▸ **TASK**
Could you copy the records below exactly, keeping none of the images?

▸ **INPUT DATA**
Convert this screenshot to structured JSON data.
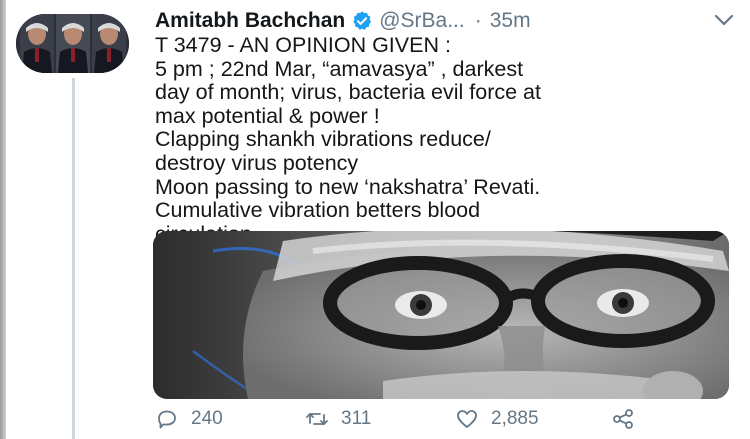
{
  "tweet": {
    "author_name": "Amitabh Bachchan",
    "handle": "@SrBa...",
    "separator": "·",
    "time": "35m",
    "lines": [
      "T 3479 - AN OPINION GIVEN :",
      "5 pm ; 22nd Mar, “amavasya” , darkest",
      "day of month; virus, bacteria evil force at",
      "max potential & power !",
      "Clapping shankh vibrations reduce/",
      "destroy virus potency",
      "Moon passing to new ‘nakshatra’ Revati.",
      "Cumulative vibration betters blood",
      "circulation"
    ]
  },
  "actions": {
    "replies": "240",
    "retweets": "311",
    "likes": "2,885"
  },
  "icons": {
    "verified": "verified-badge-icon",
    "more": "chevron-down-icon",
    "reply": "reply-icon",
    "retweet": "retweet-icon",
    "like": "heart-icon",
    "share": "share-icon"
  },
  "colors": {
    "text": "#14171a",
    "muted": "#657786",
    "verified": "#1da1f2",
    "thread_line": "#ccd6dd"
  }
}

▸ **WORKED SOLUTION**
Convert this screenshot to structured JSON data.
{
  "tweet": {
    "author_name": "Amitabh Bachchan",
    "handle": "@SrBa...",
    "separator": "·",
    "time": "35m",
    "lines": [
      "T 3479 - AN OPINION GIVEN :",
      "5 pm ; 22nd Mar, “amavasya” , darkest",
      "day of month; virus, bacteria evil force at",
      "max potential & power !",
      "Clapping shankh vibrations reduce/",
      "destroy virus potency",
      "Moon passing to new ‘nakshatra’ Revati.",
      "Cumulative vibration betters blood",
      "circulation"
    ]
  },
  "actions": {
    "replies": "240",
    "retweets": "311",
    "likes": "2,885"
  },
  "icons": {
    "verified": "verified-badge-icon",
    "more": "chevron-down-icon",
    "reply": "reply-icon",
    "retweet": "retweet-icon",
    "like": "heart-icon",
    "share": "share-icon"
  },
  "colors": {
    "text": "#14171a",
    "muted": "#657786",
    "verified": "#1da1f2",
    "thread_line": "#ccd6dd"
  }
}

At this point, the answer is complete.